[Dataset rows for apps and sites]
== Segment start ==

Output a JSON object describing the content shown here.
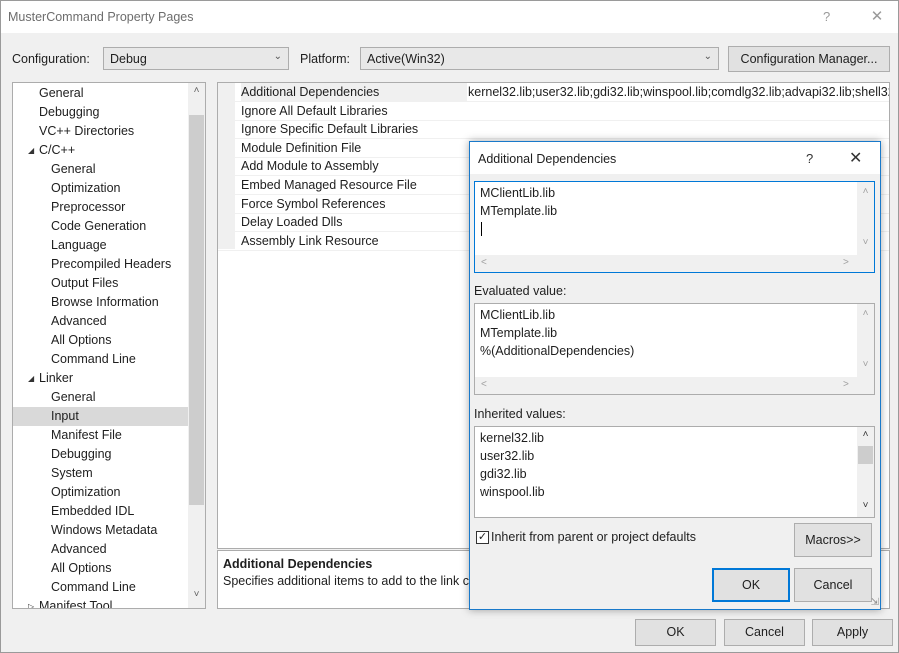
{
  "window": {
    "title": "MusterCommand Property Pages",
    "help": "?",
    "close": "✕"
  },
  "toolbar": {
    "configuration_label": "Configuration:",
    "configuration_value": "Debug",
    "platform_label": "Platform:",
    "platform_value": "Active(Win32)",
    "config_manager_label": "Configuration Manager..."
  },
  "tree": [
    "General",
    "Debugging",
    "VC++ Directories",
    "C/C++",
    "General",
    "Optimization",
    "Preprocessor",
    "Code Generation",
    "Language",
    "Precompiled Headers",
    "Output Files",
    "Browse Information",
    "Advanced",
    "All Options",
    "Command Line",
    "Linker",
    "General",
    "Input",
    "Manifest File",
    "Debugging",
    "System",
    "Optimization",
    "Embedded IDL",
    "Windows Metadata",
    "Advanced",
    "All Options",
    "Command Line",
    "Manifest Tool"
  ],
  "properties": [
    {
      "name": "Additional Dependencies",
      "value": "kernel32.lib;user32.lib;gdi32.lib;winspool.lib;comdlg32.lib;advapi32.lib;shell32"
    },
    {
      "name": "Ignore All Default Libraries",
      "value": ""
    },
    {
      "name": "Ignore Specific Default Libraries",
      "value": ""
    },
    {
      "name": "Module Definition File",
      "value": ""
    },
    {
      "name": "Add Module to Assembly",
      "value": ""
    },
    {
      "name": "Embed Managed Resource File",
      "value": ""
    },
    {
      "name": "Force Symbol References",
      "value": ""
    },
    {
      "name": "Delay Loaded Dlls",
      "value": ""
    },
    {
      "name": "Assembly Link Resource",
      "value": ""
    }
  ],
  "description": {
    "heading": "Additional Dependencies",
    "text": "Specifies additional items to add to the link c"
  },
  "footer": {
    "ok": "OK",
    "cancel": "Cancel",
    "apply": "Apply"
  },
  "dialog": {
    "title": "Additional Dependencies",
    "help": "?",
    "close": "✕",
    "edit_lines": [
      "MClientLib.lib",
      "MTemplate.lib"
    ],
    "evaluated_label": "Evaluated value:",
    "evaluated_lines": [
      "MClientLib.lib",
      "MTemplate.lib",
      "%(AdditionalDependencies)"
    ],
    "inherited_label": "Inherited values:",
    "inherited_lines": [
      "kernel32.lib",
      "user32.lib",
      "gdi32.lib",
      "winspool.lib"
    ],
    "inherit_checkbox_label": "Inherit from parent or project defaults",
    "inherit_checked": true,
    "macros_label": "Macros>>",
    "ok": "OK",
    "cancel": "Cancel"
  },
  "icons": {
    "expand": "chevron-down-icon",
    "collapsed": "chevron-right-icon",
    "scroll_up": "chevron-up-icon",
    "scroll_down": "chevron-down-icon",
    "scroll_left": "chevron-left-icon",
    "scroll_right": "chevron-right-icon"
  },
  "colors": {
    "accent": "#0078d7",
    "selection": "#d9d9d9",
    "window_bg": "#f0f0f0"
  }
}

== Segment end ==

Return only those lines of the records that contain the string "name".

# Response below
      "name": "Additional Dependencies",
      "name": "Ignore All Default Libraries",
      "name": "Ignore Specific Default Libraries",
      "name": "Module Definition File",
      "name": "Add Module to Assembly",
      "name": "Embed Managed Resource File",
      "name": "Force Symbol References",
      "name": "Delay Loaded Dlls",
      "name": "Assembly Link Resource",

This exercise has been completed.